__Task objective__. When copying the data, keep every line exactly the same.

++++++++++

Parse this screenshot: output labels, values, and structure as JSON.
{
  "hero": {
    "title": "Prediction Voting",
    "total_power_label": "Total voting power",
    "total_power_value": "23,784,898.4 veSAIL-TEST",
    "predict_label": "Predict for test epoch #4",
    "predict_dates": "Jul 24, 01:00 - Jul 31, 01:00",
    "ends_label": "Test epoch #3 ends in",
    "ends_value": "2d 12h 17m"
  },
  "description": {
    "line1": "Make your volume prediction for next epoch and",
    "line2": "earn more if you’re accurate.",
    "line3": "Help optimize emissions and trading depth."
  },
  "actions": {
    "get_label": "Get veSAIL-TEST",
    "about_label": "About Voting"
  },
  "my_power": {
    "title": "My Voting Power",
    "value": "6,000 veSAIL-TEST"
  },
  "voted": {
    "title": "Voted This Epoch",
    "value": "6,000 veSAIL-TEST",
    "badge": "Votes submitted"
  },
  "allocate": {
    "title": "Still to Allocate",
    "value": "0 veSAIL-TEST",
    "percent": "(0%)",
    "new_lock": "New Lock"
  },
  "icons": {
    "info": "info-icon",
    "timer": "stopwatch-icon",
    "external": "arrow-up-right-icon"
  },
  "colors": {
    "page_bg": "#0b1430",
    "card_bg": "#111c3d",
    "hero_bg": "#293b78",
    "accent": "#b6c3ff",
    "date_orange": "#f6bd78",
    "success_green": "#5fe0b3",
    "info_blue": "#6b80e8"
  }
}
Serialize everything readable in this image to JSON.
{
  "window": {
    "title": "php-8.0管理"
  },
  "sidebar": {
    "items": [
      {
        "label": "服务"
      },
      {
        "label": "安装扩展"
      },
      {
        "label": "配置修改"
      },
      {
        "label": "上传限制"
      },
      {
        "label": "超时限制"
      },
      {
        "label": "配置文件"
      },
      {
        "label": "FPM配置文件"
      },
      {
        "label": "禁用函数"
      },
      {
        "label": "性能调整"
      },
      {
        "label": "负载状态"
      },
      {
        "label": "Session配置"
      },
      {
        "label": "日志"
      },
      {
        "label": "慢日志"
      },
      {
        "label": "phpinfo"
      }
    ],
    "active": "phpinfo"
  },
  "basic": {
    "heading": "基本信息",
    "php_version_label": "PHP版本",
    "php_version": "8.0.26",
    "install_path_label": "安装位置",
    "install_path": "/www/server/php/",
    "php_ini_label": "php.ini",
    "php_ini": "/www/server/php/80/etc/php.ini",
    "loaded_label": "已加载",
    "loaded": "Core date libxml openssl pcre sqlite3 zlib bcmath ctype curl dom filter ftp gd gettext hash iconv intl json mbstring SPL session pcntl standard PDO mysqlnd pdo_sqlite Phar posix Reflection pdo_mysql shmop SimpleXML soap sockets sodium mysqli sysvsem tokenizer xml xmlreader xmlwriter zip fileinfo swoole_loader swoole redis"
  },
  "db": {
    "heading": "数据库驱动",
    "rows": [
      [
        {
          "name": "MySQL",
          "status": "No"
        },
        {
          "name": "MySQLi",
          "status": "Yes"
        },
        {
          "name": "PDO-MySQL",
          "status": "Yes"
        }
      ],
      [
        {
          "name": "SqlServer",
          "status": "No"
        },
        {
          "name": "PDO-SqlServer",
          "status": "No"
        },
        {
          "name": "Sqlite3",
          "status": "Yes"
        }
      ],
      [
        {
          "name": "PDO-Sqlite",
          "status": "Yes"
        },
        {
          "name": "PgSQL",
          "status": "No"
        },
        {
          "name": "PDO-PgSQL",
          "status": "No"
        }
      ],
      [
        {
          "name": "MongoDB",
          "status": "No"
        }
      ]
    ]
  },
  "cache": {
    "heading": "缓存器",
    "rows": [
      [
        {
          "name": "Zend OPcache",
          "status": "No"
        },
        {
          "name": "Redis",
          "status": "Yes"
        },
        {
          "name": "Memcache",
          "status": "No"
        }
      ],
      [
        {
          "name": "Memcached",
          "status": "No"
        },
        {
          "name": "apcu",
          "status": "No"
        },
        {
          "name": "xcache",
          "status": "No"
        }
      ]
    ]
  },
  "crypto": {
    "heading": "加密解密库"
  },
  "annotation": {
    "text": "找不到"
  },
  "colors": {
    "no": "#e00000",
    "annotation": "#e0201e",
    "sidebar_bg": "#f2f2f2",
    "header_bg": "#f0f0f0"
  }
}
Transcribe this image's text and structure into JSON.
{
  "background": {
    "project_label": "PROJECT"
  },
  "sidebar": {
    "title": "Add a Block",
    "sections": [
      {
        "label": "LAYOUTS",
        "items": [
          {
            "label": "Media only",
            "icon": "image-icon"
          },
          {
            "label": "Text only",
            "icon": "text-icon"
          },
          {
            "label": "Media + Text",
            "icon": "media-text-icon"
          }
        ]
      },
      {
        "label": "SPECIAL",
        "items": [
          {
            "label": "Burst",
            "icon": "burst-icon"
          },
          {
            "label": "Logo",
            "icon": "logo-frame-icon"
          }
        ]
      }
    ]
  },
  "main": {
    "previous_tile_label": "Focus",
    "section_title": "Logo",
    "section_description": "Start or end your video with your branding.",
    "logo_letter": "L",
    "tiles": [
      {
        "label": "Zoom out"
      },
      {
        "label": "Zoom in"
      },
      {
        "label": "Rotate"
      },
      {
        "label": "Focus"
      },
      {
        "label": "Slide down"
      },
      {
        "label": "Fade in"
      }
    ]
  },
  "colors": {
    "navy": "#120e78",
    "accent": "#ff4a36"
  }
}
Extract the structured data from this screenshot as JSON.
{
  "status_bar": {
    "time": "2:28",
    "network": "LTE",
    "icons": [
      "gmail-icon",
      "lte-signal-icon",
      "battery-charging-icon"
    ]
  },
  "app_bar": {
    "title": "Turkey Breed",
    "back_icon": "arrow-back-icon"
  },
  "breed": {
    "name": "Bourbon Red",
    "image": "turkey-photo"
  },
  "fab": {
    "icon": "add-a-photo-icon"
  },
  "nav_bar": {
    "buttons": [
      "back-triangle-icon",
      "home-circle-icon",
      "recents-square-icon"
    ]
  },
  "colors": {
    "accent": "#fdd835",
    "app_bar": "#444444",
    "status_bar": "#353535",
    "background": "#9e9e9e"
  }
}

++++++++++

__Written response__.
Parse this screenshot: output labels, values, and structure as JSON.
{
  "hero": {
    "title": "Prediction Voting",
    "total_power_label": "Total voting power",
    "total_power_value": "23,784,898.4 veSAIL-TEST",
    "predict_label": "Predict for test epoch #4",
    "predict_dates": "Jul 24, 01:00 - Jul 31, 01:00",
    "ends_label": "Test epoch #3 ends in",
    "ends_value": "2d 12h 17m"
  },
  "description": {
    "line1": "Make your volume prediction for next epoch and",
    "line2": "earn more if you’re accurate.",
    "line3": "Help optimize emissions and trading depth."
  },
  "actions": {
    "get_label": "Get veSAIL-TEST",
    "about_label": "About Voting"
  },
  "my_power": {
    "title": "My Voting Power",
    "value": "6,000 veSAIL-TEST"
  },
  "voted": {
    "title": "Voted This Epoch",
    "value": "6,000 veSAIL-TEST",
    "badge": "Votes submitted"
  },
  "allocate": {
    "title": "Still to Allocate",
    "value": "0 veSAIL-TEST",
    "percent": "(0%)",
    "new_lock": "New Lock"
  },
  "icons": {
    "info": "info-icon",
    "timer": "stopwatch-icon",
    "external": "arrow-up-right-icon"
  },
  "colors": {
    "page_bg": "#0b1430",
    "card_bg": "#111c3d",
    "hero_bg": "#293b78",
    "accent": "#b6c3ff",
    "date_orange": "#f6bd78",
    "success_green": "#5fe0b3",
    "info_blue": "#6b80e8"
  }
}
Serialize everything readable in this image to JSON.
{
  "window": {
    "title": "php-8.0管理"
  },
  "sidebar": {
    "items": [
      {
        "label": "服务"
      },
      {
        "label": "安装扩展"
      },
      {
        "label": "配置修改"
      },
      {
        "label": "上传限制"
      },
      {
        "label": "超时限制"
      },
      {
        "label": "配置文件"
      },
      {
        "label": "FPM配置文件"
      },
      {
        "label": "禁用函数"
      },
      {
        "label": "性能调整"
      },
      {
        "label": "负载状态"
      },
      {
        "label": "Session配置"
      },
      {
        "label": "日志"
      },
      {
        "label": "慢日志"
      },
      {
        "label": "phpinfo"
      }
    ],
    "active": "phpinfo"
  },
  "basic": {
    "heading": "基本信息",
    "php_version_label": "PHP版本",
    "php_version": "8.0.26",
    "install_path_label": "安装位置",
    "install_path": "/www/server/php/",
    "php_ini_label": "php.ini",
    "php_ini": "/www/server/php/80/etc/php.ini",
    "loaded_label": "已加载",
    "loaded": "Core date libxml openssl pcre sqlite3 zlib bcmath ctype curl dom filter ftp gd gettext hash iconv intl json mbstring SPL session pcntl standard PDO mysqlnd pdo_sqlite Phar posix Reflection pdo_mysql shmop SimpleXML soap sockets sodium mysqli sysvsem tokenizer xml xmlreader xmlwriter zip fileinfo swoole_loader swoole redis"
  },
  "db": {
    "heading": "数据库驱动",
    "rows": [
      [
        {
          "name": "MySQL",
          "status": "No"
        },
        {
          "name": "MySQLi",
          "status": "Yes"
        },
        {
          "name": "PDO-MySQL",
          "status": "Yes"
        }
      ],
      [
        {
          "name": "SqlServer",
          "status": "No"
        },
        {
          "name": "PDO-SqlServer",
          "status": "No"
        },
        {
          "name": "Sqlite3",
          "status": "Yes"
        }
      ],
      [
        {
          "name": "PDO-Sqlite",
          "status": "Yes"
        },
        {
          "name": "PgSQL",
          "status": "No"
        },
        {
          "name": "PDO-PgSQL",
          "status": "No"
        }
      ],
      [
        {
          "name": "MongoDB",
          "status": "No"
        }
      ]
    ]
  },
  "cache": {
    "heading": "缓存器",
    "rows": [
      [
        {
          "name": "Zend OPcache",
          "status": "No"
        },
        {
          "name": "Redis",
          "status": "Yes"
        },
        {
          "name": "Memcache",
          "status": "No"
        }
      ],
      [
        {
          "name": "Memcached",
          "status": "No"
        },
        {
          "name": "apcu",
          "status": "No"
        },
        {
          "name": "xcache",
          "status": "No"
        }
      ]
    ]
  },
  "crypto": {
    "heading": "加密解密库"
  },
  "annotation": {
    "text": "找不到"
  },
  "colors": {
    "no": "#e00000",
    "annotation": "#e0201e",
    "sidebar_bg": "#f2f2f2",
    "header_bg": "#f0f0f0"
  }
}
Transcribe this image's text and structure into JSON.
{
  "background": {
    "project_label": "PROJECT"
  },
  "sidebar": {
    "title": "Add a Block",
    "sections": [
      {
        "label": "LAYOUTS",
        "items": [
          {
            "label": "Media only",
            "icon": "image-icon"
          },
          {
            "label": "Text only",
            "icon": "text-icon"
          },
          {
            "label": "Media + Text",
            "icon": "media-text-icon"
          }
        ]
      },
      {
        "label": "SPECIAL",
        "items": [
          {
            "label": "Burst",
            "icon": "burst-icon"
          },
          {
            "label": "Logo",
            "icon": "logo-frame-icon"
          }
        ]
      }
    ]
  },
  "main": {
    "previous_tile_label": "Focus",
    "section_title": "Logo",
    "section_description": "Start or end your video with your branding.",
    "logo_letter": "L",
    "tiles": [
      {
        "label": "Zoom out"
      },
      {
        "label": "Zoom in"
      },
      {
        "label": "Rotate"
      },
      {
        "label": "Focus"
      },
      {
        "label": "Slide down"
      },
      {
        "label": "Fade in"
      }
    ]
  },
  "colors": {
    "navy": "#120e78",
    "accent": "#ff4a36"
  }
}
Extract the structured data from this screenshot as JSON.
{
  "status_bar": {
    "time": "2:28",
    "network": "LTE",
    "icons": [
      "gmail-icon",
      "lte-signal-icon",
      "battery-charging-icon"
    ]
  },
  "app_bar": {
    "title": "Turkey Breed",
    "back_icon": "arrow-back-icon"
  },
  "breed": {
    "name": "Bourbon Red",
    "image": "turkey-photo"
  },
  "fab": {
    "icon": "add-a-photo-icon"
  },
  "nav_bar": {
    "buttons": [
      "back-triangle-icon",
      "home-circle-icon",
      "recents-square-icon"
    ]
  },
  "colors": {
    "accent": "#fdd835",
    "app_bar": "#444444",
    "status_bar": "#353535",
    "background": "#9e9e9e"
  }
}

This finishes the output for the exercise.